(Problem statement)
Would you please repeat the data that follows, exactly as it reads?

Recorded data
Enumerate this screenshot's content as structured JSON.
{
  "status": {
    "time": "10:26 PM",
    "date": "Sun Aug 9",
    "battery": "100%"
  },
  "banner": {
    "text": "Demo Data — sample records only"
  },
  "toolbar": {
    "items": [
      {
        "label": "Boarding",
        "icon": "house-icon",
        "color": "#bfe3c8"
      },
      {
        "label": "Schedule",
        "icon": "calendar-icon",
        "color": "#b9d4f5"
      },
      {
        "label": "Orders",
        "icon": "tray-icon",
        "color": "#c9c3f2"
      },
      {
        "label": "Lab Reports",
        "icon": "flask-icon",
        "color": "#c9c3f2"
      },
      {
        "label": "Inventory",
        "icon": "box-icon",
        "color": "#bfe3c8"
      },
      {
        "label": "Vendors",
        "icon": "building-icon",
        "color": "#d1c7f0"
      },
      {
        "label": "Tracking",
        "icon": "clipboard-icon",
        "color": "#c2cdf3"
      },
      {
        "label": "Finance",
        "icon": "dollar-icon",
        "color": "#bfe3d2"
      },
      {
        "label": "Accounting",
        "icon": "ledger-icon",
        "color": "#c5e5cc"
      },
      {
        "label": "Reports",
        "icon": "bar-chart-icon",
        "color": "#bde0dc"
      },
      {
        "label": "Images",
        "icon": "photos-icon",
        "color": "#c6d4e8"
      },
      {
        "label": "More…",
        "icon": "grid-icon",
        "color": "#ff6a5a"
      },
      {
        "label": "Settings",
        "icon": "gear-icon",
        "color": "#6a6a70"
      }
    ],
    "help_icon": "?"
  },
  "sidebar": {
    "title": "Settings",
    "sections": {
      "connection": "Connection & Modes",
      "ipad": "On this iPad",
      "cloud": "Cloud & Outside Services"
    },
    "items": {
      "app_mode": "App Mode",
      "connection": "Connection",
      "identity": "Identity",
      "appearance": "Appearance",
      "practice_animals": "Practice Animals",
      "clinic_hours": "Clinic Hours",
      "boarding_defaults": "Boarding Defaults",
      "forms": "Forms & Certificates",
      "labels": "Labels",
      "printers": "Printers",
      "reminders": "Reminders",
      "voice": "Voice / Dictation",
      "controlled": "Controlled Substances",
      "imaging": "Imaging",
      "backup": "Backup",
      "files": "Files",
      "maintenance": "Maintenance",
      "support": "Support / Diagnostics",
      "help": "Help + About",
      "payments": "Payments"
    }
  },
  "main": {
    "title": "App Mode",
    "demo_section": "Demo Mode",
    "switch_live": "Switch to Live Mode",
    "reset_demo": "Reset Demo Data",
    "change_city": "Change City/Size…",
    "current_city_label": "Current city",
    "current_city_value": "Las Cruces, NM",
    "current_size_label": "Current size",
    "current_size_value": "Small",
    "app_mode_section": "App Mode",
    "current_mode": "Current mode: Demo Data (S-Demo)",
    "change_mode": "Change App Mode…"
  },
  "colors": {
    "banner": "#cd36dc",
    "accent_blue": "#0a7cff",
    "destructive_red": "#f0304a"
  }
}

(Response to the task)
Enumerate this screenshot's content as structured JSON.
{
  "status": {
    "time": "10:26 PM",
    "date": "Sun Aug 9",
    "battery": "100%"
  },
  "banner": {
    "text": "Demo Data — sample records only"
  },
  "toolbar": {
    "items": [
      {
        "label": "Boarding",
        "icon": "house-icon",
        "color": "#bfe3c8"
      },
      {
        "label": "Schedule",
        "icon": "calendar-icon",
        "color": "#b9d4f5"
      },
      {
        "label": "Orders",
        "icon": "tray-icon",
        "color": "#c9c3f2"
      },
      {
        "label": "Lab Reports",
        "icon": "flask-icon",
        "color": "#c9c3f2"
      },
      {
        "label": "Inventory",
        "icon": "box-icon",
        "color": "#bfe3c8"
      },
      {
        "label": "Vendors",
        "icon": "building-icon",
        "color": "#d1c7f0"
      },
      {
        "label": "Tracking",
        "icon": "clipboard-icon",
        "color": "#c2cdf3"
      },
      {
        "label": "Finance",
        "icon": "dollar-icon",
        "color": "#bfe3d2"
      },
      {
        "label": "Accounting",
        "icon": "ledger-icon",
        "color": "#c5e5cc"
      },
      {
        "label": "Reports",
        "icon": "bar-chart-icon",
        "color": "#bde0dc"
      },
      {
        "label": "Images",
        "icon": "photos-icon",
        "color": "#c6d4e8"
      },
      {
        "label": "More…",
        "icon": "grid-icon",
        "color": "#ff6a5a"
      },
      {
        "label": "Settings",
        "icon": "gear-icon",
        "color": "#6a6a70"
      }
    ],
    "help_icon": "?"
  },
  "sidebar": {
    "title": "Settings",
    "sections": {
      "connection": "Connection & Modes",
      "ipad": "On this iPad",
      "cloud": "Cloud & Outside Services"
    },
    "items": {
      "app_mode": "App Mode",
      "connection": "Connection",
      "identity": "Identity",
      "appearance": "Appearance",
      "practice_animals": "Practice Animals",
      "clinic_hours": "Clinic Hours",
      "boarding_defaults": "Boarding Defaults",
      "forms": "Forms & Certificates",
      "labels": "Labels",
      "printers": "Printers",
      "reminders": "Reminders",
      "voice": "Voice / Dictation",
      "controlled": "Controlled Substances",
      "imaging": "Imaging",
      "backup": "Backup",
      "files": "Files",
      "maintenance": "Maintenance",
      "support": "Support / Diagnostics",
      "help": "Help + About",
      "payments": "Payments"
    }
  },
  "main": {
    "title": "App Mode",
    "demo_section": "Demo Mode",
    "switch_live": "Switch to Live Mode",
    "reset_demo": "Reset Demo Data",
    "change_city": "Change City/Size…",
    "current_city_label": "Current city",
    "current_city_value": "Las Cruces, NM",
    "current_size_label": "Current size",
    "current_size_value": "Small",
    "app_mode_section": "App Mode",
    "current_mode": "Current mode: Demo Data (S-Demo)",
    "change_mode": "Change App Mode…"
  },
  "colors": {
    "banner": "#cd36dc",
    "accent_blue": "#0a7cff",
    "destructive_red": "#f0304a"
  }
}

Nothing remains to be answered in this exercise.